About this exercise
Please repeat the records word for word and skip the pictures.

Web page and app entries
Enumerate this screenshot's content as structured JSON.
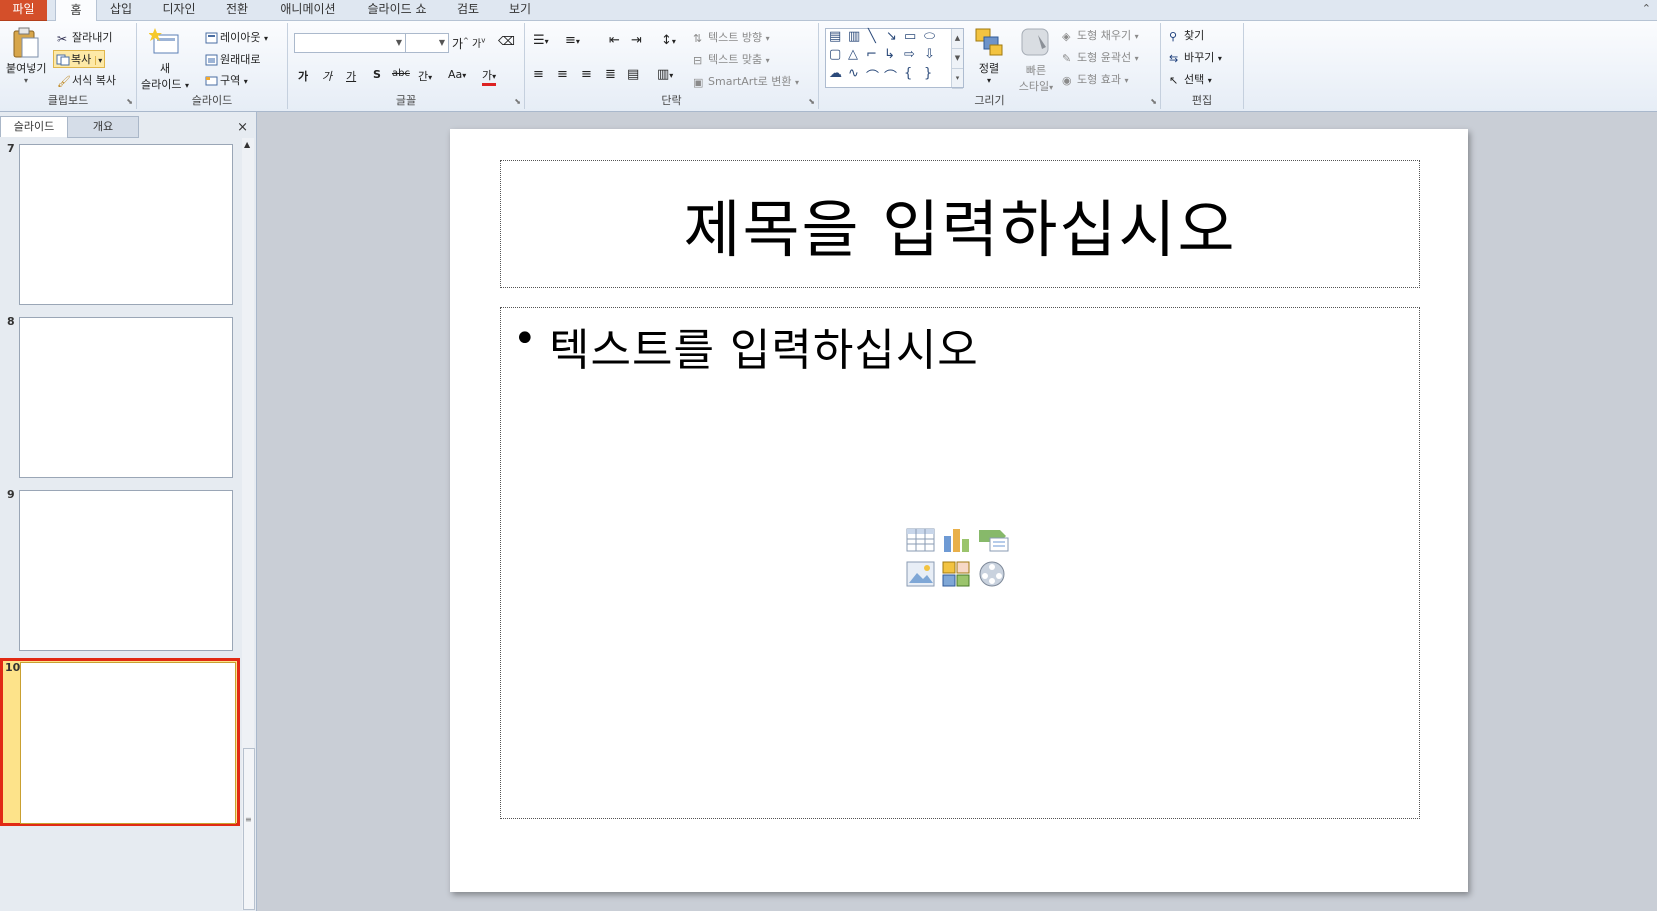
{
  "tabs": {
    "file": "파일",
    "home": "홈",
    "insert": "삽입",
    "design": "디자인",
    "transitions": "전환",
    "animations": "애니메이션",
    "slideshow": "슬라이드 쇼",
    "review": "검토",
    "view": "보기"
  },
  "ribbon": {
    "clipboard": {
      "label": "클립보드",
      "paste": "붙여넣기",
      "cut": "잘라내기",
      "copy": "복사",
      "format_painter": "서식 복사"
    },
    "slides": {
      "label": "슬라이드",
      "new_line1": "새",
      "new_line2": "슬라이드",
      "layout": "레이아웃",
      "reset": "원래대로",
      "section": "구역"
    },
    "font": {
      "label": "글꼴",
      "font_name": "",
      "font_size": "",
      "grow": "가",
      "shrink": "가",
      "bold": "가",
      "italic": "가",
      "underline": "가",
      "shadow": "S",
      "strike": "abc",
      "spacing": "간",
      "case": "Aa",
      "color": "가"
    },
    "paragraph": {
      "label": "단락",
      "text_direction": "텍스트 방향",
      "align_text": "텍스트 맞춤",
      "smartart": "SmartArt로 변환"
    },
    "drawing": {
      "label": "그리기",
      "arrange": "정렬",
      "quick_styles_line1": "빠른",
      "quick_styles_line2": "스타일",
      "shape_fill": "도형 채우기",
      "shape_outline": "도형 윤곽선",
      "shape_effects": "도형 효과"
    },
    "editing": {
      "label": "편집",
      "find": "찾기",
      "replace": "바꾸기",
      "select": "선택"
    }
  },
  "panel": {
    "tab_slides": "슬라이드",
    "tab_outline": "개요",
    "close": "×",
    "thumbnails": [
      {
        "number": "7"
      },
      {
        "number": "8"
      },
      {
        "number": "9"
      },
      {
        "number": "10",
        "selected": true
      }
    ]
  },
  "slide": {
    "title": "제목을 입력하십시오",
    "bullet": "•",
    "body": "텍스트를 입력하십시오"
  },
  "colors": {
    "file_tab": "#d44f2a",
    "selection_border": "#e12a14",
    "selection_fill": "#fde38a"
  },
  "icons": [
    "paste-icon",
    "cut-icon",
    "copy-icon",
    "format-painter-icon",
    "new-slide-icon",
    "layout-icon",
    "reset-icon",
    "section-icon",
    "bullets-icon",
    "numbering-icon",
    "text-direction-icon",
    "align-text-icon",
    "smartart-icon",
    "arrange-icon",
    "quick-styles-icon",
    "shape-fill-icon",
    "shape-outline-icon",
    "shape-effects-icon",
    "find-icon",
    "replace-icon",
    "select-icon",
    "insert-table-icon",
    "insert-chart-icon",
    "insert-smartart-icon",
    "insert-picture-icon",
    "insert-clipart-icon",
    "insert-media-icon"
  ]
}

Answer to this problem
Enumerate this screenshot's content as structured JSON.
{
  "tabs": {
    "file": "파일",
    "home": "홈",
    "insert": "삽입",
    "design": "디자인",
    "transitions": "전환",
    "animations": "애니메이션",
    "slideshow": "슬라이드 쇼",
    "review": "검토",
    "view": "보기"
  },
  "ribbon": {
    "clipboard": {
      "label": "클립보드",
      "paste": "붙여넣기",
      "cut": "잘라내기",
      "copy": "복사",
      "format_painter": "서식 복사"
    },
    "slides": {
      "label": "슬라이드",
      "new_line1": "새",
      "new_line2": "슬라이드",
      "layout": "레이아웃",
      "reset": "원래대로",
      "section": "구역"
    },
    "font": {
      "label": "글꼴",
      "font_name": "",
      "font_size": "",
      "grow": "가",
      "shrink": "가",
      "bold": "가",
      "italic": "가",
      "underline": "가",
      "shadow": "S",
      "strike": "abc",
      "spacing": "간",
      "case": "Aa",
      "color": "가"
    },
    "paragraph": {
      "label": "단락",
      "text_direction": "텍스트 방향",
      "align_text": "텍스트 맞춤",
      "smartart": "SmartArt로 변환"
    },
    "drawing": {
      "label": "그리기",
      "arrange": "정렬",
      "quick_styles_line1": "빠른",
      "quick_styles_line2": "스타일",
      "shape_fill": "도형 채우기",
      "shape_outline": "도형 윤곽선",
      "shape_effects": "도형 효과"
    },
    "editing": {
      "label": "편집",
      "find": "찾기",
      "replace": "바꾸기",
      "select": "선택"
    }
  },
  "panel": {
    "tab_slides": "슬라이드",
    "tab_outline": "개요",
    "close": "×",
    "thumbnails": [
      {
        "number": "7"
      },
      {
        "number": "8"
      },
      {
        "number": "9"
      },
      {
        "number": "10",
        "selected": true
      }
    ]
  },
  "slide": {
    "title": "제목을 입력하십시오",
    "bullet": "•",
    "body": "텍스트를 입력하십시오"
  },
  "colors": {
    "file_tab": "#d44f2a",
    "selection_border": "#e12a14",
    "selection_fill": "#fde38a"
  },
  "icons": [
    "paste-icon",
    "cut-icon",
    "copy-icon",
    "format-painter-icon",
    "new-slide-icon",
    "layout-icon",
    "reset-icon",
    "section-icon",
    "bullets-icon",
    "numbering-icon",
    "text-direction-icon",
    "align-text-icon",
    "smartart-icon",
    "arrange-icon",
    "quick-styles-icon",
    "shape-fill-icon",
    "shape-outline-icon",
    "shape-effects-icon",
    "find-icon",
    "replace-icon",
    "select-icon",
    "insert-table-icon",
    "insert-chart-icon",
    "insert-smartart-icon",
    "insert-picture-icon",
    "insert-clipart-icon",
    "insert-media-icon"
  ]
}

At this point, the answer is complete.